**Directions for this task**
Your copy of the entries must be exact, and it must not include the pictures.

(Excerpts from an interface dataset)
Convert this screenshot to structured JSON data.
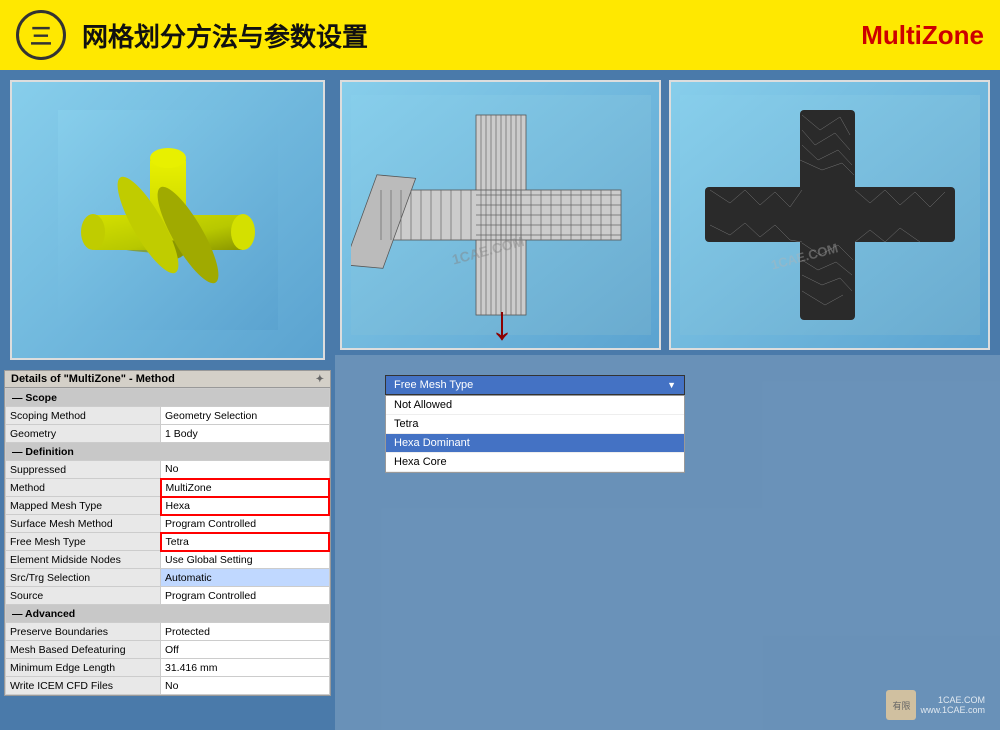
{
  "header": {
    "icon_label": "三",
    "title": "网格划分方法与参数设置",
    "subtitle": "MultiZone"
  },
  "details_panel": {
    "title": "Details of \"MultiZone\" - Method",
    "pin_symbol": "✦",
    "sections": [
      {
        "type": "section",
        "label": "Scope",
        "colspan": true
      },
      {
        "type": "row",
        "col1": "Scoping Method",
        "col2": "Geometry Selection"
      },
      {
        "type": "row",
        "col1": "Geometry",
        "col2": "1 Body"
      },
      {
        "type": "section",
        "label": "Definition",
        "colspan": true
      },
      {
        "type": "row",
        "col1": "Suppressed",
        "col2": "No"
      },
      {
        "type": "row",
        "col1": "Method",
        "col2": "MultiZone",
        "highlight": "red"
      },
      {
        "type": "row",
        "col1": "Mapped Mesh Type",
        "col2": "Hexa",
        "highlight": "red"
      },
      {
        "type": "row",
        "col1": "Surface Mesh Method",
        "col2": "Program Controlled"
      },
      {
        "type": "row",
        "col1": "Free Mesh Type",
        "col2": "Tetra",
        "highlight": "red"
      },
      {
        "type": "row",
        "col1": "Element Midside Nodes",
        "col2": "Use Global Setting"
      },
      {
        "type": "row",
        "col1": "Src/Trg Selection",
        "col2": "Automatic",
        "highlight": "blue-bg"
      },
      {
        "type": "row",
        "col1": "Source",
        "col2": "Program Controlled"
      },
      {
        "type": "section",
        "label": "Advanced",
        "colspan": true
      },
      {
        "type": "row",
        "col1": "Preserve Boundaries",
        "col2": "Protected"
      },
      {
        "type": "row",
        "col1": "Mesh Based Defeaturing",
        "col2": "Off"
      },
      {
        "type": "row",
        "col1": "Minimum Edge Length",
        "col2": "31.416 mm"
      },
      {
        "type": "row",
        "col1": "Write ICEM CFD Files",
        "col2": "No"
      }
    ]
  },
  "dropdown": {
    "label": "Free Mesh Type",
    "options": [
      {
        "label": "Not Allowed",
        "selected": false
      },
      {
        "label": "Tetra",
        "selected": false
      },
      {
        "label": "Hexa Dominant",
        "selected": true
      },
      {
        "label": "Hexa Core",
        "selected": false
      }
    ]
  },
  "watermark": {
    "line1": "1CAE.COM",
    "line2": "www.1CAE.com"
  }
}
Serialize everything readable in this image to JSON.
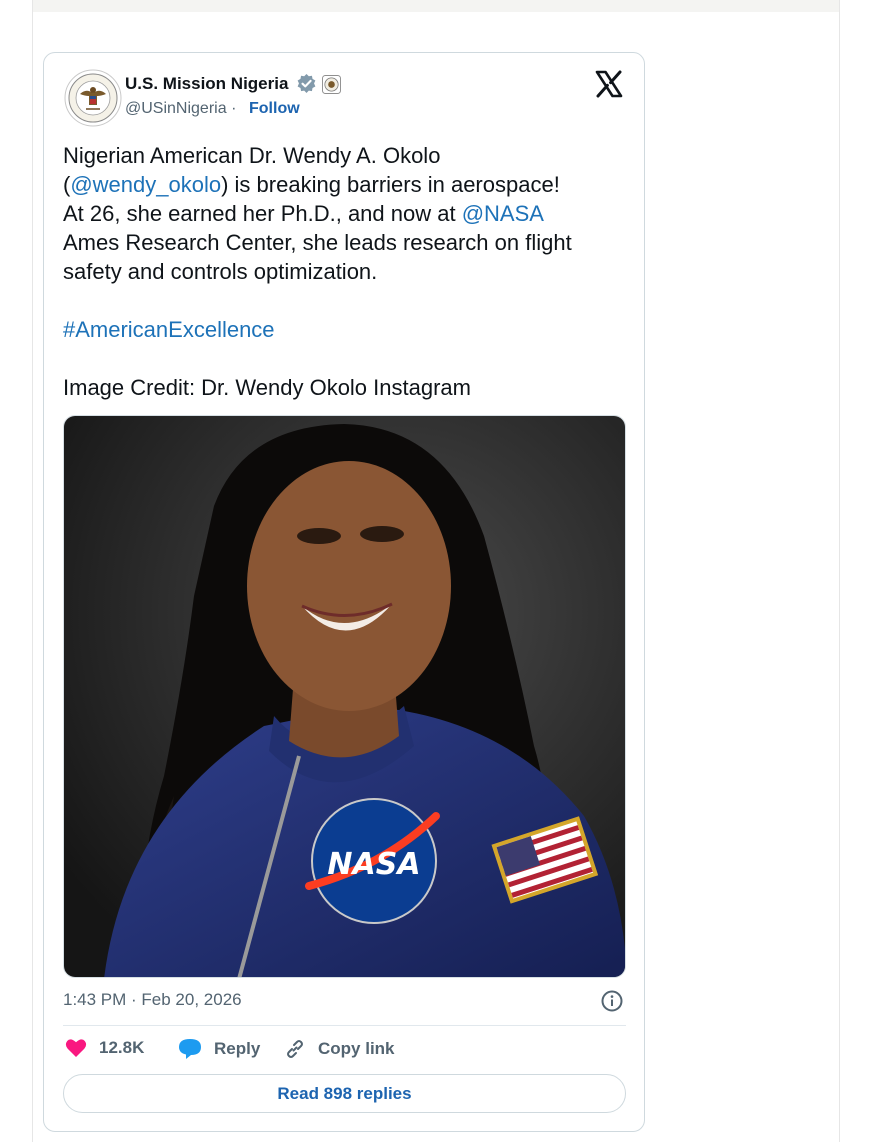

**Answer to this task**
Convert this screenshot to structured JSON data.
{
  "header": {
    "icon_label": "三",
    "title": "网格划分方法与参数设置",
    "subtitle": "MultiZone"
  },
  "details_panel": {
    "title": "Details of \"MultiZone\" - Method",
    "pin_symbol": "✦",
    "sections": [
      {
        "type": "section",
        "label": "Scope",
        "colspan": true
      },
      {
        "type": "row",
        "col1": "Scoping Method",
        "col2": "Geometry Selection"
      },
      {
        "type": "row",
        "col1": "Geometry",
        "col2": "1 Body"
      },
      {
        "type": "section",
        "label": "Definition",
        "colspan": true
      },
      {
        "type": "row",
        "col1": "Suppressed",
        "col2": "No"
      },
      {
        "type": "row",
        "col1": "Method",
        "col2": "MultiZone",
        "highlight": "red"
      },
      {
        "type": "row",
        "col1": "Mapped Mesh Type",
        "col2": "Hexa",
        "highlight": "red"
      },
      {
        "type": "row",
        "col1": "Surface Mesh Method",
        "col2": "Program Controlled"
      },
      {
        "type": "row",
        "col1": "Free Mesh Type",
        "col2": "Tetra",
        "highlight": "red"
      },
      {
        "type": "row",
        "col1": "Element Midside Nodes",
        "col2": "Use Global Setting"
      },
      {
        "type": "row",
        "col1": "Src/Trg Selection",
        "col2": "Automatic",
        "highlight": "blue-bg"
      },
      {
        "type": "row",
        "col1": "Source",
        "col2": "Program Controlled"
      },
      {
        "type": "section",
        "label": "Advanced",
        "colspan": true
      },
      {
        "type": "row",
        "col1": "Preserve Boundaries",
        "col2": "Protected"
      },
      {
        "type": "row",
        "col1": "Mesh Based Defeaturing",
        "col2": "Off"
      },
      {
        "type": "row",
        "col1": "Minimum Edge Length",
        "col2": "31.416 mm"
      },
      {
        "type": "row",
        "col1": "Write ICEM CFD Files",
        "col2": "No"
      }
    ]
  },
  "dropdown": {
    "label": "Free Mesh Type",
    "options": [
      {
        "label": "Not Allowed",
        "selected": false
      },
      {
        "label": "Tetra",
        "selected": false
      },
      {
        "label": "Hexa Dominant",
        "selected": true
      },
      {
        "label": "Hexa Core",
        "selected": false
      }
    ]
  },
  "watermark": {
    "line1": "1CAE.COM",
    "line2": "www.1CAE.com"
  }
}
Serialize everything readable in this image to JSON.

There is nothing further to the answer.